Should You Mulch Your Vegetable Garden? The Pros and Cons
The Benefits of Mulching in a Vegetable Garden
Mulching is a popular gardening technique that involves covering the soil surface with a layer of organic or inorganic material. When it comes to vegetable gardens, mulching offers numerous benefits for both the plants and gardeners.
1. Weed Control
One of the main advantages of mulching is its ability to suppress weed growth. By creating an impenetrable barrier, mulch prevents weed seeds from germinating and reaching sunlight. This saves you time and effort as you won’t have to spend hours pulling out unwanted plants from your precious vegetable garden.
2. Moisture Retention
Mulching helps retain moisture by slowing down evaporation from the soil surface, keeping water available for your vegetables’ roots during dry periods. This can be especially beneficial if you live in an area prone to droughts or experience hot summers.
3. Temperature Regulation
Whether it’s scorching heat or freezing cold, mulch acts as insulation for your vegetable garden bed. It helps regulate soil temperatures by providing protection against extreme weather conditions, ensuring optimal growth conditions for your crops throughout the year.
4. Soil Health Improvement
Mulching contributes to overall soil health by enhancing its fertility and structure over time. Organic mulches gradually break down, adding valuable nutrients back into the soil as they decompose. Additionally, as these materials break down, they improve soil texture and promote beneficial microbial activity which facilitates nutrient absorption by plant roots.
Potential Drawbacks of Mulching in a Vegetable Garden
While there are many upsides to using mulch in your vegetable garden, it’s important to consider potential drawbacks before diving headfirst into this practice.
1. Pest Habitat

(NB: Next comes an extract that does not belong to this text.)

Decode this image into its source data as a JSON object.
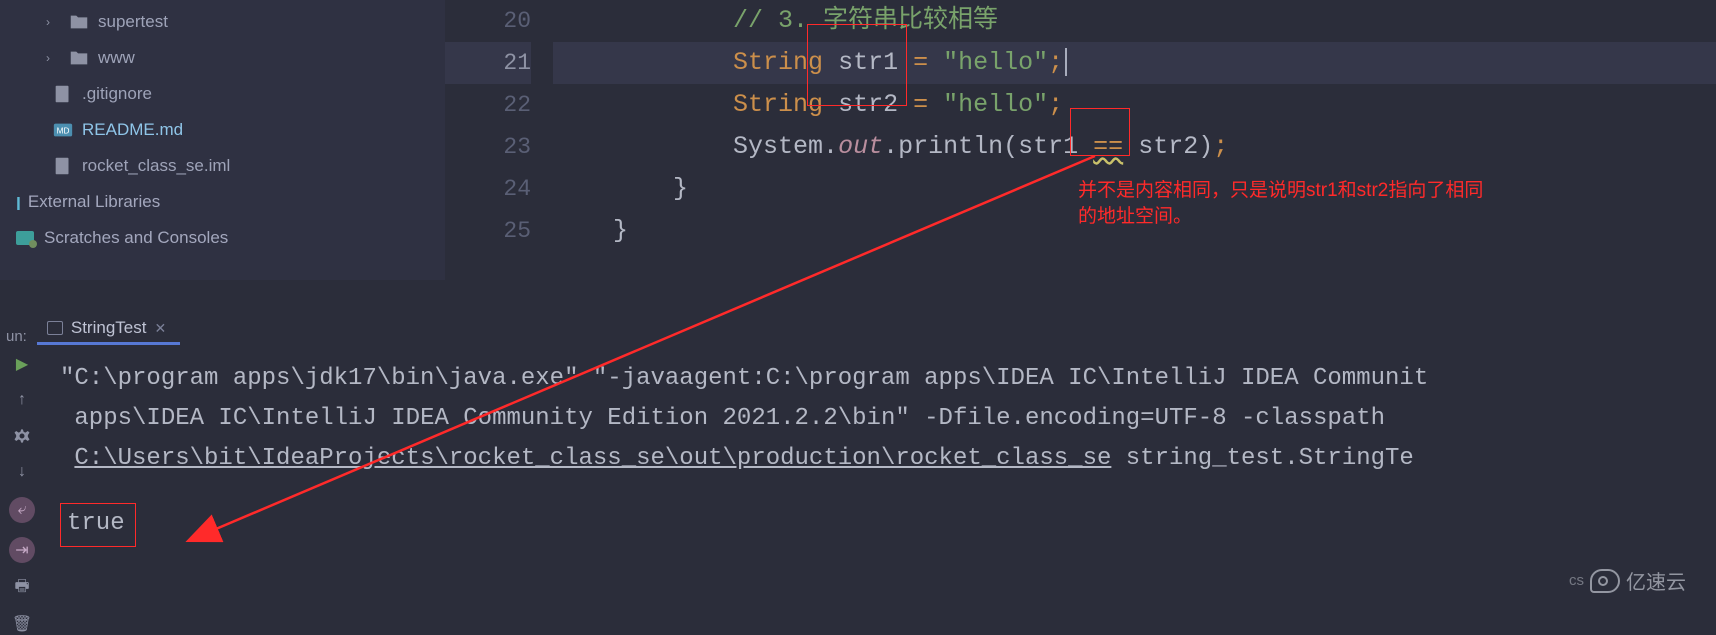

Mulch can provide a cozy environment for certain pests, such as slugs or snails, to thrive. These creatures can feast on your tender vegetable plants and cause damage if left unchecked. Regular inspection and control measures will help mitigate this risk.
2. Disease Concerns
In humid climates or when using organic mulches, there is a slight chance of increased disease susceptibility due to excessive moisture retention beneath the mulch layer. Proper garden hygiene practices and proper watering techniques can reduce the likelihood of disease issues arising.
Conclusion: To Mulch or Not to Mulch?
Considering both the benefits and potential drawbacks of mulching in a vegetable garden, it’s safe to say that the advantages outweigh the disadvantages for most gardeners. With careful attention paid to pest management and maintaining good gardening practices, the use of mulch can significantly improve your vegetable garden’s overall productivity while reducing maintenance workload.
So go ahead – give mulching a try in your own vegetable garden! Your plants will thank you with abundant harvests throughout the seasons while saving you time and effort in weed control and irrigation. Happy gardening!